1. Section 3, Transfer of Property Act, 1882.
It may be desirable to have definition adopting one of the two precedents referred to above. We prefer that contained in the Transfer of Property Act-of course, with the modification that one witness should do. We may add that the change recommended by us have generally found favour with most of the replies to our Questionnaire,1 wherein we had included specific queries as to the points which we have discussed above concerning section 2(b) and section 2(c).
1. Question 6.
4.26. The following rough draft is recommended
"Explanation.-In this clause, "attested", in relation to an instrument, means attested by at least one witness who has seen the executant sign or affix his mark to the instrument, or has seen some other person sign the instrument in the presence and by the direction of the executant, or has received from the executant a personal acknowledgment of his signature or mark, or of the signature of such other person, and has signed the instrument in the presence of the executant; but no particular form of attestation shall be necessary,"
4.27. Section 2(6)-"chargeable".- Section 2(6) defines the expression "chargeable", and needs no change.
4.28. Section 2(7)-"Cheque".-
Section 2(7) defines "cheque" as meaning a bill of exchange drawn on a specified banker and not expressed to be payable otherwise than on demand.
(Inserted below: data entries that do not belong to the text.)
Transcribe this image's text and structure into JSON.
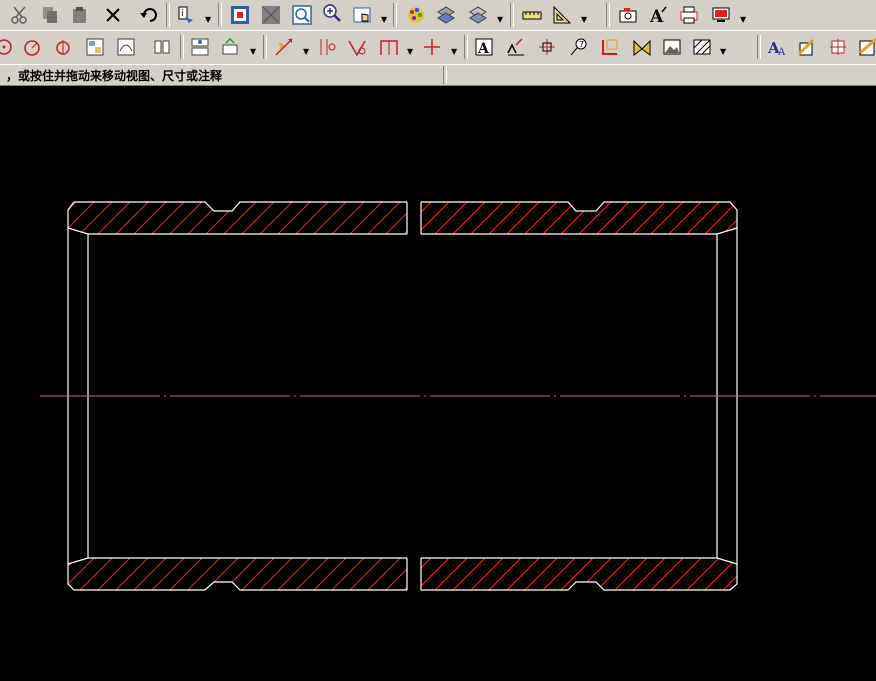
{
  "status_bar": {
    "prompt": "，或按住并拖动来移动视图、尺寸或注释"
  },
  "toolbar_top": {
    "buttons": [
      {
        "name": "cut-button",
        "icon": "scissors-icon"
      },
      {
        "name": "copy-button",
        "icon": "copy-icon"
      },
      {
        "name": "paste-button",
        "icon": "paste-icon"
      },
      {
        "name": "delete-button",
        "icon": "delete-x-icon"
      },
      {
        "name": "undo-button",
        "icon": "undo-arrow-icon"
      },
      {
        "name": "properties-button",
        "icon": "info-icon"
      },
      {
        "name": "zoom-fit-button",
        "icon": "zoom-fit-icon"
      },
      {
        "name": "zoom-window-button",
        "icon": "zoom-window-icon"
      },
      {
        "name": "zoom-box-button",
        "icon": "zoom-box-icon"
      },
      {
        "name": "zoom-inout-button",
        "icon": "magnifier-icon"
      },
      {
        "name": "pan-button",
        "icon": "pan-hand-icon"
      },
      {
        "name": "render-button",
        "icon": "palette-icon"
      },
      {
        "name": "layers-button",
        "icon": "layers-icon"
      },
      {
        "name": "layers-more-button",
        "icon": "layers-alt-icon"
      },
      {
        "name": "measure-button",
        "icon": "ruler-icon"
      },
      {
        "name": "triangle-ruler-button",
        "icon": "set-square-icon"
      },
      {
        "name": "snapshot-button",
        "icon": "camera-icon"
      },
      {
        "name": "text-style-button",
        "icon": "text-a-icon"
      },
      {
        "name": "printer-button",
        "icon": "printer-icon"
      },
      {
        "name": "display-button",
        "icon": "monitor-icon"
      }
    ]
  },
  "toolbar_bottom": {
    "buttons": [
      {
        "name": "circle-tool-button",
        "icon": "circle-arrow-icon"
      },
      {
        "name": "arc-tool-button",
        "icon": "arc-circle-icon"
      },
      {
        "name": "center-circle-button",
        "icon": "center-circle-icon"
      },
      {
        "name": "view-insert-button",
        "icon": "view-grid-icon"
      },
      {
        "name": "detail-view-button",
        "icon": "detail-view-icon"
      },
      {
        "name": "section-view-button",
        "icon": "section-view-icon"
      },
      {
        "name": "break-view-button",
        "icon": "break-view-icon"
      },
      {
        "name": "align-view-button",
        "icon": "align-view-icon"
      },
      {
        "name": "smart-dimension-button",
        "icon": "dimension-arrow-icon"
      },
      {
        "name": "ordinate-dimension-button",
        "icon": "ordinate-icon"
      },
      {
        "name": "angle-dimension-button",
        "icon": "angle-icon"
      },
      {
        "name": "chamfer-dimension-button",
        "icon": "chamfer-icon"
      },
      {
        "name": "centerline-button",
        "icon": "centerline-icon"
      },
      {
        "name": "note-button",
        "icon": "note-a-icon"
      },
      {
        "name": "surface-finish-button",
        "icon": "surface-finish-icon"
      },
      {
        "name": "datum-button",
        "icon": "datum-icon"
      },
      {
        "name": "balloon-button",
        "icon": "balloon-icon"
      },
      {
        "name": "geometric-tolerance-button",
        "icon": "gtol-icon"
      },
      {
        "name": "weld-symbol-button",
        "icon": "weld-icon"
      },
      {
        "name": "image-button",
        "icon": "image-icon"
      },
      {
        "name": "hatch-button",
        "icon": "hatch-icon"
      },
      {
        "name": "text-format-button",
        "icon": "text-format-icon"
      },
      {
        "name": "design-table-button",
        "icon": "pencil-table-icon"
      },
      {
        "name": "block-button",
        "icon": "block-icon"
      },
      {
        "name": "more-tools-button",
        "icon": "more-icon"
      }
    ]
  },
  "drawing": {
    "title": "",
    "part": "tube-section-view",
    "line_color": "#ffffff",
    "hatch_color": "#ff2020",
    "centerline_color": "#c87070",
    "background_color": "#000000"
  }
}
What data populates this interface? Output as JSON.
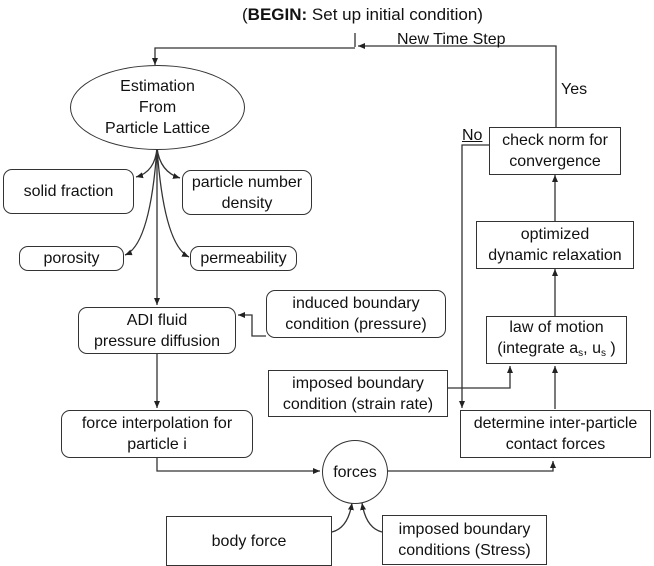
{
  "title": {
    "prefix": "(",
    "bold": "BEGIN:",
    "rest": " Set up initial condition)"
  },
  "edge_labels": {
    "new_time_step": "New Time Step",
    "yes": "Yes",
    "no": "No"
  },
  "nodes": {
    "estimation": "Estimation\nFrom\nParticle Lattice",
    "solid_fraction": "solid fraction",
    "particle_number_density": "particle number\ndensity",
    "porosity": "porosity",
    "permeability": "permeability",
    "adi_fluid": "ADI fluid\npressure diffusion",
    "induced_boundary": "induced boundary\ncondition (pressure)",
    "force_interpolation": "force interpolation for\nparticle i",
    "imposed_strain": "imposed boundary\ncondition (strain rate)",
    "forces": "forces",
    "body_force": "body force",
    "imposed_stress": "imposed boundary\nconditions (Stress)",
    "check_norm": "check norm for\nconvergence",
    "optimized": "optimized\ndynamic relaxation",
    "law_of_motion": {
      "line1": "law of motion",
      "line2_prefix": "(integrate a",
      "sub1": "s",
      "mid": ", u",
      "sub2": "s",
      "suffix": " )"
    },
    "determine_contact": "determine inter-particle\ncontact forces"
  }
}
The definition of "cheque" in the Negotiable Instruments Act is identical.1 In England,2 the Bills of Exchange Act defines "cheque" as a bill of exchange drawn on a banker payable on demand. The English Stamp Act does not define a "cheque". The word "specified" occurring in our Negotiable Instruments Act, is not to be found in the Bills of Exchange Act, and the requirement of demand is expressed in positive terms. It may be noted that the definition in the (English) Bills of Exchange Act, is itself based on a judicial decision.3
We are not, however, concerned with these minute differences between the Negotiable Instruments Act and the Bills of Exchange Act as regards the definition of "cheque". If, in future, the Negotiable Instruments Act is revised, the definition in the Stamp Act could be reconsidered if that is regarded as appropriate.
1. Section 6, Negotiable Instrument Act, 1882.
2. Section 73, Bills of Exchange Act, 1882 (Eng).
3. Hopkinson v. Foster, 1874 LR Eq 74.
4.29. Stamp Duty on cheques in England.-
In England, cheques are subject to Stamp Duty;1 but the person to whom the cheque is presented may, if it is unstamped,2 affix thereto an adhesive stamp of the requisite amount.3
It may be noted that stamp duty is not leviable in India on cheques now, because Article 13 which levies a duty on a bill of exchange was so amended in 1927 as to remove the duty. What, then, is the significance of the definition of "cheque" in the Indian Stamp Act? So far as could be ascertained, and apart from the articles, there is one section of the Stamp Act4-section 30-which now uses the expression "cheque". That section provides that any person receiving any money exceeding twenty rupees in amount, or any bill of exchange, cheque or promissory note for an amount exceeding twenty rupees shall, on demand, give a duly stamped receipt for the same. The expression "cheque" appears in a few articles also. Thus, the definition has very limited utility. However, no changes appear to be necessary in this definition.
1. The Stamp Duty is a fixed one of 2 pence.
2. Section 38(2), Stamp Act, 1891.
3. As to drafts, see discussion relating to section 2(3)-"bill of exchange".
4. Section 30.
4.30. Section 2(9)-"Collector".- Section 2(9) defines the expression "Collector", and needs no change.